Interface dataset entries:
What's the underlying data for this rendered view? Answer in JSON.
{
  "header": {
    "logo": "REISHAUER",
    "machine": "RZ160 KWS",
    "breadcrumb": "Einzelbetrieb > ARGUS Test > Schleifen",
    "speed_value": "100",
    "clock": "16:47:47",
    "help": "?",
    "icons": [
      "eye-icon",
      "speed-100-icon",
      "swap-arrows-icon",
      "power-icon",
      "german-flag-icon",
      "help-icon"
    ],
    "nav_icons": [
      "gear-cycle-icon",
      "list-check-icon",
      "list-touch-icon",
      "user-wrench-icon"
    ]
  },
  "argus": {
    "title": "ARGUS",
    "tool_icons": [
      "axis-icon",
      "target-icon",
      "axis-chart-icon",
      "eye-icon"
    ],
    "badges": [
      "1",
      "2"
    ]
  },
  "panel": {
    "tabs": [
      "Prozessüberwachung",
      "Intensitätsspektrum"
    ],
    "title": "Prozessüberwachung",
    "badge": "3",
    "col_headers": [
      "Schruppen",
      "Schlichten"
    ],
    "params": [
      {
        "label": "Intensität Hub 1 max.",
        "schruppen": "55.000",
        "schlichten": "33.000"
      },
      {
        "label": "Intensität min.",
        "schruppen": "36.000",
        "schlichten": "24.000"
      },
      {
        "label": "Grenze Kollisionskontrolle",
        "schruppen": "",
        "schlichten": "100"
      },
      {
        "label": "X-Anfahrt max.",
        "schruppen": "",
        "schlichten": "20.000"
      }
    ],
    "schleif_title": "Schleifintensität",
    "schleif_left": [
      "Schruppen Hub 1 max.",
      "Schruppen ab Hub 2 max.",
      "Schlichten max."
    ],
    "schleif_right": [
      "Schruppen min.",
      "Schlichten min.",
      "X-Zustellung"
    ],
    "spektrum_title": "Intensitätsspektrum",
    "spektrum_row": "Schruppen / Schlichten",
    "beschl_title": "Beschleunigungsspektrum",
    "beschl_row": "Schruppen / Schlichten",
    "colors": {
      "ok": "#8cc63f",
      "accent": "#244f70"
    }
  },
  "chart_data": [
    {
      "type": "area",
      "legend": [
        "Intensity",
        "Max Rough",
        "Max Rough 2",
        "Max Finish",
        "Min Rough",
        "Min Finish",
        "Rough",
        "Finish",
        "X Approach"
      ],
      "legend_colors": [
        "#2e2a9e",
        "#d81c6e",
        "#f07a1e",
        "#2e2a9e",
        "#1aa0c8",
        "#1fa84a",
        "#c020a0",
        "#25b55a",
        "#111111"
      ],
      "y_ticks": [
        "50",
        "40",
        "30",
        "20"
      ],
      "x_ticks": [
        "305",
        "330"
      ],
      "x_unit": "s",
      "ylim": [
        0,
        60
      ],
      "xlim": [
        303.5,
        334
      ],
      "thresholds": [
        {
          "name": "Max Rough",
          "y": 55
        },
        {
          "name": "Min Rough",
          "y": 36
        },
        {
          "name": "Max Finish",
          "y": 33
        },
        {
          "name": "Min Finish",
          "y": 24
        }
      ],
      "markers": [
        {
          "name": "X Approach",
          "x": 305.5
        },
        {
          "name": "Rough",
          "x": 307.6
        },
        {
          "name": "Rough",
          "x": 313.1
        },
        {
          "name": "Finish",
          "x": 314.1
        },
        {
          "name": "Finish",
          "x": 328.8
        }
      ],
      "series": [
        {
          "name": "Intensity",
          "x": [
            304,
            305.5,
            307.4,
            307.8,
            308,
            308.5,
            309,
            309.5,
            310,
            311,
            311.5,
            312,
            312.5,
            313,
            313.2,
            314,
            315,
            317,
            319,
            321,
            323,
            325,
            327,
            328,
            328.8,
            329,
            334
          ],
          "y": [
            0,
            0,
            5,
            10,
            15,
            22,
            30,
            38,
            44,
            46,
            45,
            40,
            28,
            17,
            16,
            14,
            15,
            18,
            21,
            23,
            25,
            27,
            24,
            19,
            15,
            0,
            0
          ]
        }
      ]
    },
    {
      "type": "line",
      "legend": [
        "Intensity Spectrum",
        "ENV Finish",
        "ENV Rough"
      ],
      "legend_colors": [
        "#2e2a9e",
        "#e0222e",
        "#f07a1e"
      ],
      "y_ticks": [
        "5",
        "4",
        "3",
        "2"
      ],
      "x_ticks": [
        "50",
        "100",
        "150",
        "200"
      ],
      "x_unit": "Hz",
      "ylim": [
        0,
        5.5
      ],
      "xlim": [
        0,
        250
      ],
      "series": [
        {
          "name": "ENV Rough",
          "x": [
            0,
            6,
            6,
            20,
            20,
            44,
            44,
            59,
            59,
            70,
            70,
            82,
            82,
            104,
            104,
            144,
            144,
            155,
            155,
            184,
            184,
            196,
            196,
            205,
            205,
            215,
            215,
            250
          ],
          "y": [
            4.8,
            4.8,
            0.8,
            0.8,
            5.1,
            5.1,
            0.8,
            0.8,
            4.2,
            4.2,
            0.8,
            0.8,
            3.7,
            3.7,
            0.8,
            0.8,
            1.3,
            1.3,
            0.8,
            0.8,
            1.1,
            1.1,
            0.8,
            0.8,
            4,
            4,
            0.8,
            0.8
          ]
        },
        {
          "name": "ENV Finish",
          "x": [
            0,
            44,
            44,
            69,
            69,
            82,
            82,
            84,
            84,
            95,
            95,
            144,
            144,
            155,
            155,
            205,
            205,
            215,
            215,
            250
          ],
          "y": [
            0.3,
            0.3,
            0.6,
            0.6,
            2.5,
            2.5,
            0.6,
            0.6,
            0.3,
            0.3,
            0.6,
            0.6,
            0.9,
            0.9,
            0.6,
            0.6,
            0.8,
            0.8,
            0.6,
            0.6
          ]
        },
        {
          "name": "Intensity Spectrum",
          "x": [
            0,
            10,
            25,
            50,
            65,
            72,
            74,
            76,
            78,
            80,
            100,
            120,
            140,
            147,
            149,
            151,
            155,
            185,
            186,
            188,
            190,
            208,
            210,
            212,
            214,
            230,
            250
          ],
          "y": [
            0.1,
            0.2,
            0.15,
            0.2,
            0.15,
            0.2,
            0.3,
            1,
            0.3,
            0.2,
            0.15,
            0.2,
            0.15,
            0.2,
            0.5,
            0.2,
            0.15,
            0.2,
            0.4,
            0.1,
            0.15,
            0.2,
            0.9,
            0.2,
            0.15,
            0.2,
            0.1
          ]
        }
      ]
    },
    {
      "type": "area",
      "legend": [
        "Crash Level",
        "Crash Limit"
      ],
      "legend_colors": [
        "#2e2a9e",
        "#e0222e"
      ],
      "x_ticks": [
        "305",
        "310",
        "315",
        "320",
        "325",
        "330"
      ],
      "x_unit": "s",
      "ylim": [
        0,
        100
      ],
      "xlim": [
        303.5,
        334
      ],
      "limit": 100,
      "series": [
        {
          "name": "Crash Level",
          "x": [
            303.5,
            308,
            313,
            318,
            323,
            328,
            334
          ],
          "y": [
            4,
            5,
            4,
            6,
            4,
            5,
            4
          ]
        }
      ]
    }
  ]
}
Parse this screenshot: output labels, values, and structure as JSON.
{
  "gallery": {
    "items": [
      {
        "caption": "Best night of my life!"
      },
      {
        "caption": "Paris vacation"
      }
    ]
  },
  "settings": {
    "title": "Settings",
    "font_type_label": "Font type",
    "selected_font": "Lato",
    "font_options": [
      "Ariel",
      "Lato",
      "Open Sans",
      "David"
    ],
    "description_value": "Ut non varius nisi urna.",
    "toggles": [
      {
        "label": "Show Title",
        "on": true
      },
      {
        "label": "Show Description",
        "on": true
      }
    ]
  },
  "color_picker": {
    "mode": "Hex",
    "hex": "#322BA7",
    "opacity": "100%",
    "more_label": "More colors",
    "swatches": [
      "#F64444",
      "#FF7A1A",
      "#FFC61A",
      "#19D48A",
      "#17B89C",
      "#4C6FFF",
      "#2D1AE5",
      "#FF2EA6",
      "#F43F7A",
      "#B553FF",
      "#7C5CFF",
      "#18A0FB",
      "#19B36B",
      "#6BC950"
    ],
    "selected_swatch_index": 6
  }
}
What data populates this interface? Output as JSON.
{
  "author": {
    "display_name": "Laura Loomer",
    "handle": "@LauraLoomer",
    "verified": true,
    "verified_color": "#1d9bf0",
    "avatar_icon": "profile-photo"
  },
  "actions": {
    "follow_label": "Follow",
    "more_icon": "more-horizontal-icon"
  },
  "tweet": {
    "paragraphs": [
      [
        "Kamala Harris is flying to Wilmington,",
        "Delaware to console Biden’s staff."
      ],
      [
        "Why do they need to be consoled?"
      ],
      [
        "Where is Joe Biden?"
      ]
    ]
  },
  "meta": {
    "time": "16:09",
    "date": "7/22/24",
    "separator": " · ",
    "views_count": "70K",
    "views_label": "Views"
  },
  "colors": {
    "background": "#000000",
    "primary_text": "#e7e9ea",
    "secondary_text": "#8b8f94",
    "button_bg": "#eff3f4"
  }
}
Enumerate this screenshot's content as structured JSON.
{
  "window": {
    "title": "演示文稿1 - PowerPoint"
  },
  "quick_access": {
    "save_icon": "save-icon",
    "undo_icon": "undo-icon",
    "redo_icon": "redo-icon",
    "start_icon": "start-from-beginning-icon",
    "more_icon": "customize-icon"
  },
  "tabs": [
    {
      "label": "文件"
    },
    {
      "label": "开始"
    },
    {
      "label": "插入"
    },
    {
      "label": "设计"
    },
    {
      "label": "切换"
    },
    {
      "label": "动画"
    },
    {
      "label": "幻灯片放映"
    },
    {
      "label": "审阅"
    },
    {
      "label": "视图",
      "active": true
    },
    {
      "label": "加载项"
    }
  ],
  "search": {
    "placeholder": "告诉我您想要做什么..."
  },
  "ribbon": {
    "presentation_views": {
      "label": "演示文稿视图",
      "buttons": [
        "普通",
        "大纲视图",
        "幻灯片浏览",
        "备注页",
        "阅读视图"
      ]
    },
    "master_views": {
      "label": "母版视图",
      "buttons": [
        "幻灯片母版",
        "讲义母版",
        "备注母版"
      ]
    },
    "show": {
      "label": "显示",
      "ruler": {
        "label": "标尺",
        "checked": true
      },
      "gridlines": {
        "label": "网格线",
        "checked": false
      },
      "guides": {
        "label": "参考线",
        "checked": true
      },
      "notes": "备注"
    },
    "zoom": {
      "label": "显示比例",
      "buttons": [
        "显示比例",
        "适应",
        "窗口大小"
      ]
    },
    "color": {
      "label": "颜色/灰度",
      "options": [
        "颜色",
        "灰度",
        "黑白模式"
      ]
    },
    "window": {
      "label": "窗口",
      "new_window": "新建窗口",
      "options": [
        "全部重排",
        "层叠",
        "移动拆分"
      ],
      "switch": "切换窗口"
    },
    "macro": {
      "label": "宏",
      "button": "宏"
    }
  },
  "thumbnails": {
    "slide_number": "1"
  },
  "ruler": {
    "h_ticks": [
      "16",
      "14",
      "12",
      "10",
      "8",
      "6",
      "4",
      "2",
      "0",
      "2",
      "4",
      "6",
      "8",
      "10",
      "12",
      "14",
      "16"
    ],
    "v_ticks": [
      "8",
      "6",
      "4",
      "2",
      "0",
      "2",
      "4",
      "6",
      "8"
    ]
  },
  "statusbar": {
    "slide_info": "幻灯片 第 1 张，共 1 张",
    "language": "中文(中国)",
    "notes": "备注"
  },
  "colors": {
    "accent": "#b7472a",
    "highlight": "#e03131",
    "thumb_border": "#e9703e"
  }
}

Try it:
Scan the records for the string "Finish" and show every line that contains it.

Solved exercise:
        "Max Finish",
        "Min Finish",
        "Finish",
          "name": "Max Finish",
          "name": "Min Finish",
          "name": "Finish",
          "name": "Finish",
        "ENV Finish",
          "name": "ENV Finish",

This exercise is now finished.